A contemporary novel about a girl whose high school production of A Midsummer Night’s Dream leads her to new friends—and maybe even new love.
The day of the last party of the summer, Claudia overhears a conversation she wasn’t supposed to. Now on the wrong side of one of the meanest girls in school, Claudia doesn’t know what to expect when the two are paired up to write a paper—let alone when they’re both forced to try out for the school production of A Midsummer Night’s Dream.
But mandatory participation has its upsides—namely, an unexpected friendship, a boy band obsession, and a guy with the best dimpled smile Claudia’s ever seen. As Claudia’s world starts to expand, she finds that maybe there are some things worth sticking her neck out for.
Foolish Hearts is the first club read of the new year and I was determined to read it. I haven’t felt like I was doing much in club standards and I’m happy I was able to do this book. That said, I was hesitant about this book. I have been pretty lucky where contemporary is concerned, but contemporary isn’t my go to genre.
I shouldn’t have been hesitant! Emma Mills is funny, witty, and truly pulled at me. I genuinely liked Foolish Hearts. And right now, it’s a love kind of like because I’m writing after finishing the book. For one, I finished most of the book in one day. That’s big for me.
Claudia is a smartass creature with few friends and a rather stagnant life. She is my type of introvert. Very similar to me, in fact. Then there is Iris. Who is also very much a smartass. More introverted than Claudia and is a pretty prickly lady.
I loved both of them. I did. I found both young ladies to have similar personalities, but not to the point that they were the same. If anything, they were each other’s foil.
Now, there isn’t much to say about the book. It’s a pretty basic premise and I don’t want to say anything because it would spoil. But there are lines I LOVED from this book. From the very beginning to the end, I was pulled in by the language and off the wall humor placed in the book.
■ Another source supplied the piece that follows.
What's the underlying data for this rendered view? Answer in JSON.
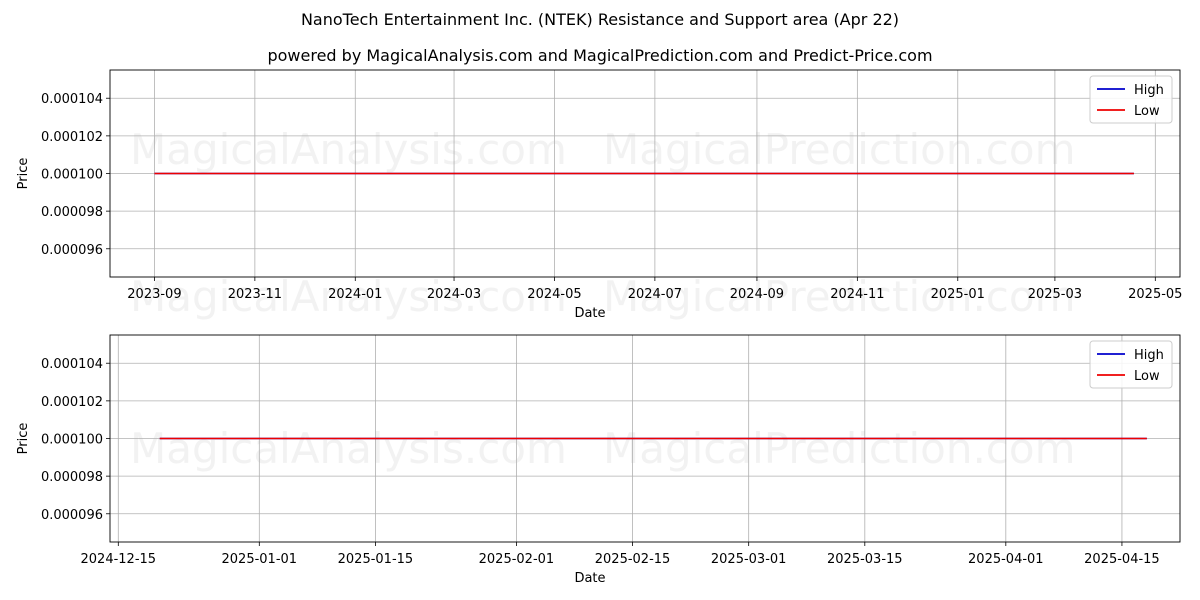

For instance, one character had made an inappropriate joke calling a Pediatric Rehabilitation Center as “a place where toddlers with benders go”. I busted out laughing. Why? Because I would have said this. I would have. No joke.
There are also quotes that pull at the heartstrings. They are placed in spots that don’t seem to be as thought provoking, but they are.
Example: “If you only like one version of your favorite, then they’re not your favorite.” – Iris Huang.
That line in itself needs to be on a shirt or a sticker or a magnet. I love that line.
Anyway, I genuinely loved this book. It’s a 4 star for me on Goodreads. I want to read more from Mills now. This is definitely a book that gives the nice fluffy feelings that I was apparently starving for.